(Data extracted from a collection)
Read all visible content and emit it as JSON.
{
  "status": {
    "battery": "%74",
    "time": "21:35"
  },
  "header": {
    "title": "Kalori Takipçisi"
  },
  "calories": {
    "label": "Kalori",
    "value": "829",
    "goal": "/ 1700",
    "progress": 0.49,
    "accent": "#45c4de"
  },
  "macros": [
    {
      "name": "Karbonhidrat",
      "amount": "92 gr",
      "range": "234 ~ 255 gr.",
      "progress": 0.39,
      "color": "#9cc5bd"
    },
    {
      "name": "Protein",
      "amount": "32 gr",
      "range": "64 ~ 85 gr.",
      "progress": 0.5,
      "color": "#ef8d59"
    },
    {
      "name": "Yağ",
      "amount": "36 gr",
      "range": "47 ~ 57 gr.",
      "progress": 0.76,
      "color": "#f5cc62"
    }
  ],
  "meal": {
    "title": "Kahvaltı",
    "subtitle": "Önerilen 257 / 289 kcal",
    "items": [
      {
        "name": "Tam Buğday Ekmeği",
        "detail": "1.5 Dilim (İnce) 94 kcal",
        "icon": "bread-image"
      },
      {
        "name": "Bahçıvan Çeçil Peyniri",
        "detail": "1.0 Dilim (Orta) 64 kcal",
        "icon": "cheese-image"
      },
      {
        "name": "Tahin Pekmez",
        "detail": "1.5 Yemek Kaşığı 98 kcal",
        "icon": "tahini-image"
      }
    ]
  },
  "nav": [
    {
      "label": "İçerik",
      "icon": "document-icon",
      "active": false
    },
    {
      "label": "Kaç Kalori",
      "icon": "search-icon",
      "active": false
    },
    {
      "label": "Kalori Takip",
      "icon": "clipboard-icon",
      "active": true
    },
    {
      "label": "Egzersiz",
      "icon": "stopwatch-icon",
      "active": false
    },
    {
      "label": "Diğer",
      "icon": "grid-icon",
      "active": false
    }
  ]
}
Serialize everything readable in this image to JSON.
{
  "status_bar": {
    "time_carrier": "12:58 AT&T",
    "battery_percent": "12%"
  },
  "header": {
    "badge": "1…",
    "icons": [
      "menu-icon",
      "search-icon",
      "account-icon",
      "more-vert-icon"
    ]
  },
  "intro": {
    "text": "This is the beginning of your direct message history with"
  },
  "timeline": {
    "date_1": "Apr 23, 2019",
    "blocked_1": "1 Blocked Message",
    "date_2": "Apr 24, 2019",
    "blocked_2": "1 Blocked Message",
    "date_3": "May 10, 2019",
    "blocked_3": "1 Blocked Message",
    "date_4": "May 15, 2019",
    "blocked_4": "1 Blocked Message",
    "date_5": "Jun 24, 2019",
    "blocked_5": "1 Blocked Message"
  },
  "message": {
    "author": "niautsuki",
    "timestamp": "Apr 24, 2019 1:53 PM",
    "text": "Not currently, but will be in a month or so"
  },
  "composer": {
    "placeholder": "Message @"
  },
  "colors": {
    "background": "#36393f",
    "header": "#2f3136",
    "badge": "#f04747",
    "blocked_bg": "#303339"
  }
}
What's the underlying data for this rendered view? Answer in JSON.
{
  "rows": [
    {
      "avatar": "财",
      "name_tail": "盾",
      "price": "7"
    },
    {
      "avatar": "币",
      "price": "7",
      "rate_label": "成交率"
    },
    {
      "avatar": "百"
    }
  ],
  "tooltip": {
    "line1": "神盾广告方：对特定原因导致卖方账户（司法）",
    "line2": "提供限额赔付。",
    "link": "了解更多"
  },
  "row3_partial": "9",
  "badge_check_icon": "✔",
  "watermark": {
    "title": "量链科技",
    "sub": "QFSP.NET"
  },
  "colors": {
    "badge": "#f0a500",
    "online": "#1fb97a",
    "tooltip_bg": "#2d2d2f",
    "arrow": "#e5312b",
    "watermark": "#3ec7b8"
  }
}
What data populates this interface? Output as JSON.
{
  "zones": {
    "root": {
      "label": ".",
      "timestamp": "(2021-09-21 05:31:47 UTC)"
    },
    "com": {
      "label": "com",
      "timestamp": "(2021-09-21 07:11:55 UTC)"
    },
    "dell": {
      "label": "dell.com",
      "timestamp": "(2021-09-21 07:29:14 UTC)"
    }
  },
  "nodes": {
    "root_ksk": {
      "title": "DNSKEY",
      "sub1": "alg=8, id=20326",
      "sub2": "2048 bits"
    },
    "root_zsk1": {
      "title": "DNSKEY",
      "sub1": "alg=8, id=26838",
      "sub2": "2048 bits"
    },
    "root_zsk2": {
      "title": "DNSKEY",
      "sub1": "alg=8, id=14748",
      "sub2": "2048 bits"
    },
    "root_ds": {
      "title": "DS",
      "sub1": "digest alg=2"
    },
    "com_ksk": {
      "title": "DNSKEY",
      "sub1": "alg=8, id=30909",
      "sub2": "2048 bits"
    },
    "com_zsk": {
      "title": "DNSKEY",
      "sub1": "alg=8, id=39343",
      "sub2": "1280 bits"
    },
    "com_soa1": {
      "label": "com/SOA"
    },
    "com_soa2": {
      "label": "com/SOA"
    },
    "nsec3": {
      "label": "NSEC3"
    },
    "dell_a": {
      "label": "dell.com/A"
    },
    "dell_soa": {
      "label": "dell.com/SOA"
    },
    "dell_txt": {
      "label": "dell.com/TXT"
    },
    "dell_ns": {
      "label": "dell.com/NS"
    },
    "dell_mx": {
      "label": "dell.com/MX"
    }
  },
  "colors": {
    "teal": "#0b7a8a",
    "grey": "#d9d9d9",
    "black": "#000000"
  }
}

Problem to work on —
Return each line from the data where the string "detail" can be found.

Written solution —
        "detail": "1.5 Dilim (İnce) 94 kcal",
        "detail": "1.0 Dilim (Orta) 64 kcal",
        "detail": "1.5 Yemek Kaşığı 98 kcal",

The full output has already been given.